**YOUR OBJECTIVE:** Please return all lines of the data below containing the string "Jumlah".

**SUPPLIED INFORMATION:**
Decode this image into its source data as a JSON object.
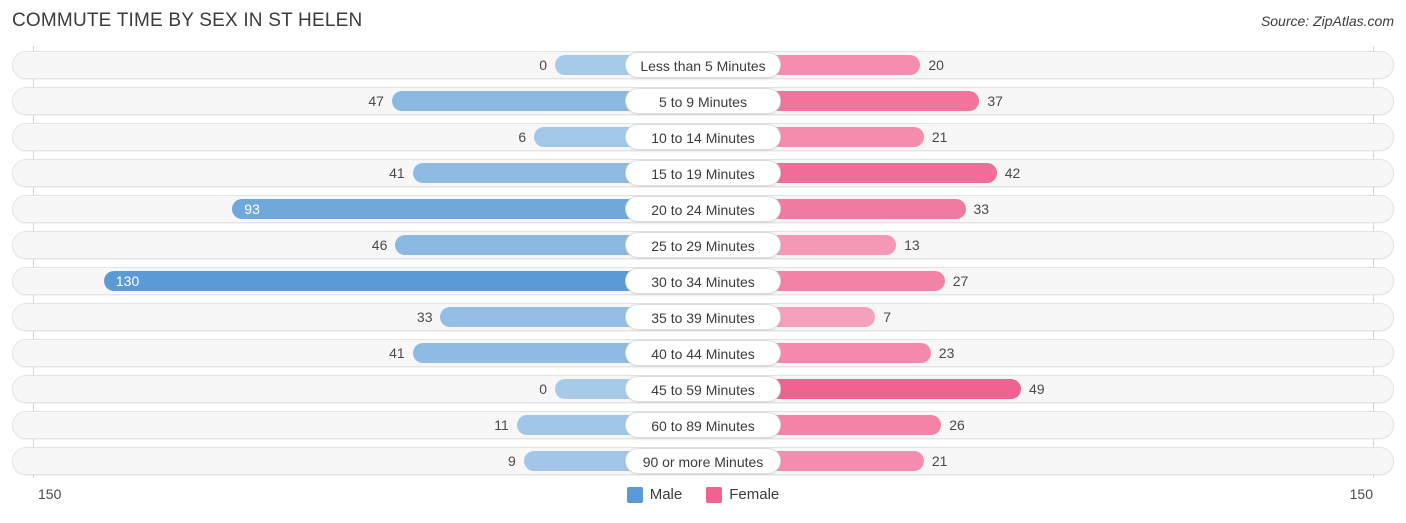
{
  "header": {
    "title": "COMMUTE TIME BY SEX IN ST HELEN",
    "source": "Source: ZipAtlas.com"
  },
  "axis": {
    "left_label": "150",
    "right_label": "150"
  },
  "legend": {
    "items": [
      {
        "label": "Male",
        "color": "#5b9bd5",
        "icon": "square-swatch"
      },
      {
        "label": "Female",
        "color": "#f0628f",
        "icon": "square-swatch"
      }
    ]
  },
  "colors": {
    "male_base": "#5b9bd5",
    "female_base": "#f0628f",
    "row_background": "#f7f7f7",
    "row_border": "#e3e3e3",
    "text": "#3c3c3c"
  },
  "chart_data": {
    "type": "bar",
    "orientation": "horizontal-diverging",
    "title": "COMMUTE TIME BY SEX IN ST HELEN",
    "xlabel": "",
    "ylabel": "",
    "xlim": [
      -150,
      150
    ],
    "axis_max": 150,
    "grid": false,
    "legend_position": "bottom-center",
    "categories": [
      "Less than 5 Minutes",
      "5 to 9 Minutes",
      "10 to 14 Minutes",
      "15 to 19 Minutes",
      "20 to 24 Minutes",
      "25 to 29 Minutes",
      "30 to 34 Minutes",
      "35 to 39 Minutes",
      "40 to 44 Minutes",
      "45 to 59 Minutes",
      "60 to 89 Minutes",
      "90 or more Minutes"
    ],
    "series": [
      {
        "name": "Male",
        "side": "left",
        "values": [
          0,
          47,
          6,
          41,
          93,
          46,
          130,
          33,
          41,
          0,
          11,
          9
        ]
      },
      {
        "name": "Female",
        "side": "right",
        "values": [
          20,
          37,
          21,
          42,
          33,
          13,
          27,
          7,
          23,
          49,
          26,
          21
        ]
      }
    ]
  }
}
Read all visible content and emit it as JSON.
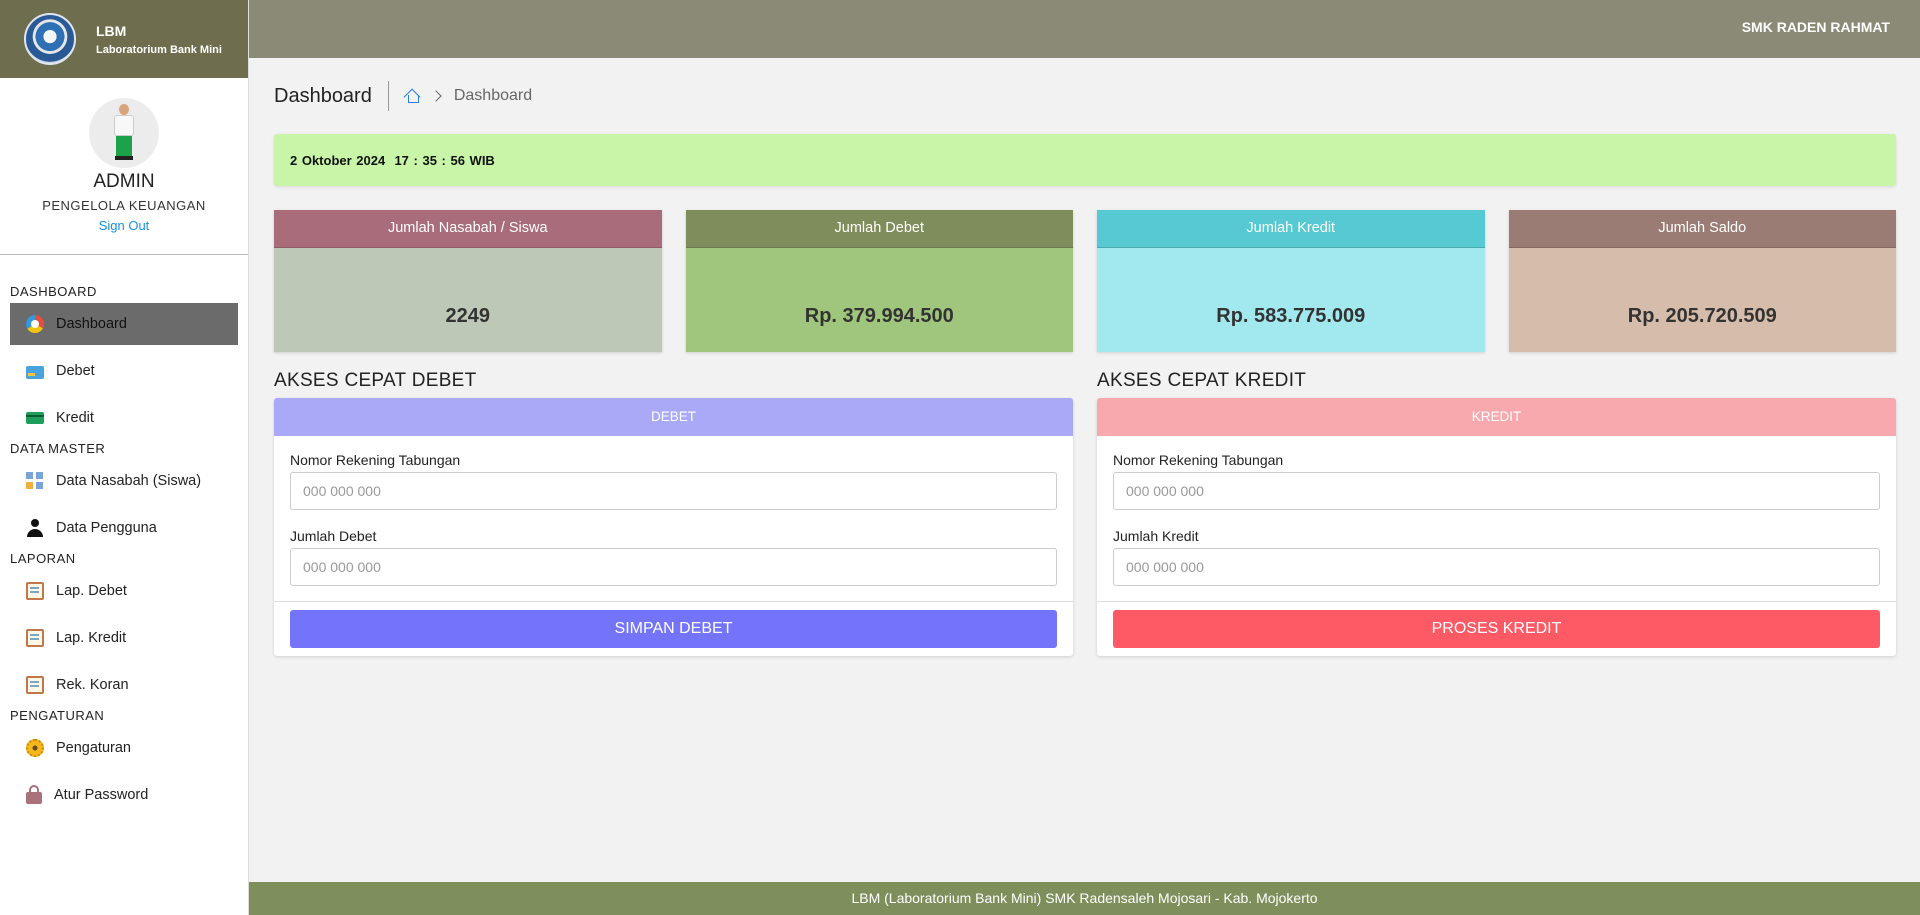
{
  "brand": {
    "title": "LBM",
    "subtitle": "Laboratorium Bank Mini"
  },
  "profile": {
    "role": "ADMIN",
    "position": "PENGELOLA KEUANGAN",
    "signout": "Sign Out"
  },
  "nav": {
    "dashboard_section": "DASHBOARD",
    "dashboard": "Dashboard",
    "debet": "Debet",
    "kredit": "Kredit",
    "master_section": "DATA MASTER",
    "data_nasabah": "Data Nasabah (Siswa)",
    "data_pengguna": "Data Pengguna",
    "laporan_section": "LAPORAN",
    "lap_debet": "Lap. Debet",
    "lap_kredit": "Lap. Kredit",
    "rek_koran": "Rek. Koran",
    "pengaturan_section": "PENGATURAN",
    "pengaturan": "Pengaturan",
    "atur_password": "Atur Password"
  },
  "topbar": {
    "school": "SMK RADEN RAHMAT"
  },
  "header": {
    "title": "Dashboard",
    "breadcrumb": "Dashboard"
  },
  "clock": {
    "date": "2 Oktober 2024",
    "time": "17 : 35 : 56 WIB"
  },
  "stats": [
    {
      "label": "Jumlah Nasabah / Siswa",
      "value": "2249",
      "head_color": "#a86c7a",
      "body_color": "#bec8b6"
    },
    {
      "label": "Jumlah Debet",
      "value": "Rp. 379.994.500",
      "head_color": "#7f8c5c",
      "body_color": "#9fc67c"
    },
    {
      "label": "Jumlah Kredit",
      "value": "Rp. 583.775.009",
      "head_color": "#56c9d2",
      "body_color": "#a2e9ef"
    },
    {
      "label": "Jumlah Saldo",
      "value": "Rp. 205.720.509",
      "head_color": "#9a7c74",
      "body_color": "#d6bcaa"
    }
  ],
  "debet_form": {
    "title": "AKSES CEPAT DEBET",
    "header": "DEBET",
    "account_label": "Nomor Rekening Tabungan",
    "account_placeholder": "000 000 000",
    "amount_label": "Jumlah Debet",
    "amount_placeholder": "000 000 000",
    "button": "SIMPAN DEBET",
    "head_color": "#a9a9f7",
    "button_color": "#7474fb"
  },
  "kredit_form": {
    "title": "AKSES CEPAT KREDIT",
    "header": "KREDIT",
    "account_label": "Nomor Rekening Tabungan",
    "account_placeholder": "000 000 000",
    "amount_label": "Jumlah Kredit",
    "amount_placeholder": "000 000 000",
    "button": "PROSES KREDIT",
    "head_color": "#f8a9ae",
    "button_color": "#fd5a65"
  },
  "footer": {
    "text": "LBM (Laboratorium Bank Mini) SMK Radensaleh Mojosari - Kab. Mojokerto"
  }
}
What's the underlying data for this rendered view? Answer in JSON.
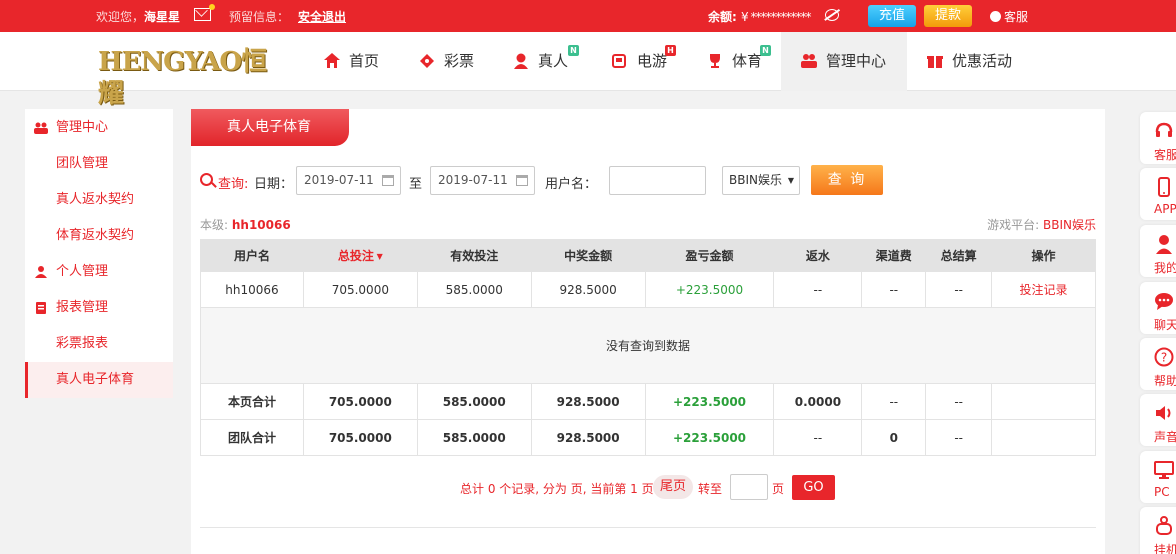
{
  "topbar": {
    "welcome": "欢迎您，",
    "username": "海星星",
    "reserve_info": "预留信息：",
    "logout": "安全退出",
    "balance_label": "余额:",
    "balance_value": "¥ ************",
    "recharge": "充值",
    "withdraw": "提款",
    "service": "客服"
  },
  "logo": "HENGYAO恒耀",
  "nav": {
    "items": [
      {
        "label": "首页",
        "icon": "home-icon"
      },
      {
        "label": "彩票",
        "icon": "ticket-icon"
      },
      {
        "label": "真人",
        "icon": "dealer-icon",
        "badge": "N"
      },
      {
        "label": "电游",
        "icon": "slot-icon",
        "badge": "H"
      },
      {
        "label": "体育",
        "icon": "trophy-icon",
        "badge": "N"
      },
      {
        "label": "管理中心",
        "icon": "people-icon",
        "active": true
      },
      {
        "label": "优惠活动",
        "icon": "gift-icon"
      }
    ]
  },
  "sidebar": {
    "items": [
      {
        "label": "管理中心",
        "type": "group",
        "icon": "people-icon"
      },
      {
        "label": "团队管理",
        "type": "sub"
      },
      {
        "label": "真人返水契约",
        "type": "sub"
      },
      {
        "label": "体育返水契约",
        "type": "sub"
      },
      {
        "label": "个人管理",
        "type": "group",
        "icon": "person-icon"
      },
      {
        "label": "报表管理",
        "type": "group",
        "icon": "report-icon"
      },
      {
        "label": "彩票报表",
        "type": "sub"
      },
      {
        "label": "真人电子体育",
        "type": "sub",
        "active": true
      }
    ]
  },
  "main": {
    "tab": "真人电子体育",
    "search": {
      "query_label": "查询:",
      "date_label": "日期：",
      "date_from": "2019-07-11",
      "to": "至",
      "date_to": "2019-07-11",
      "user_label": "用户名：",
      "user_value": "",
      "platform_selected": "BBIN娱乐",
      "query_button": "查 询"
    },
    "level_label": "本级:",
    "level_user": "hh10066",
    "platform_label": "游戏平台:",
    "platform_value": "BBIN娱乐",
    "table": {
      "headers": [
        "用户名",
        "总投注",
        "有效投注",
        "中奖金额",
        "盈亏金额",
        "返水",
        "渠道费",
        "总结算",
        "操作"
      ],
      "row": [
        "hh10066",
        "705.0000",
        "585.0000",
        "928.5000",
        "+223.5000",
        "--",
        "--",
        "--",
        "投注记录"
      ],
      "empty": "没有查询到数据",
      "page_total": [
        "本页合计",
        "705.0000",
        "585.0000",
        "928.5000",
        "+223.5000",
        "0.0000",
        "--",
        "--",
        ""
      ],
      "team_total": [
        "团队合计",
        "705.0000",
        "585.0000",
        "928.5000",
        "+223.5000",
        "--",
        "0",
        "--",
        ""
      ]
    },
    "pager": {
      "summary": "总计 0 个记录, 分为 页, 当前第 1 页",
      "last": "尾页",
      "goto": "转至",
      "page_unit": "页",
      "go": "GO"
    }
  },
  "float_bar": [
    {
      "label": "客服",
      "icon": "headset-icon"
    },
    {
      "label": "APP",
      "icon": "phone-icon"
    },
    {
      "label": "我的",
      "icon": "user-icon"
    },
    {
      "label": "聊天",
      "icon": "chat-icon"
    },
    {
      "label": "帮助",
      "icon": "help-icon"
    },
    {
      "label": "声音",
      "icon": "speaker-icon"
    },
    {
      "label": "PC",
      "icon": "monitor-icon"
    },
    {
      "label": "挂机",
      "icon": "robot-icon"
    }
  ],
  "colors": {
    "brand_red": "#e8262b",
    "gain_green": "#2ba03a",
    "recharge_blue": "#16a2e8",
    "withdraw_orange": "#f39a0a"
  }
}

**EXERCISE OUTPUT:**
      "label": "Jumlah Nasabah / Siswa",
      "label": "Jumlah Debet",
      "label": "Jumlah Kredit",
      "label": "Jumlah Saldo",
    "amount_label": "Jumlah Debet",
    "amount_label": "Jumlah Kredit",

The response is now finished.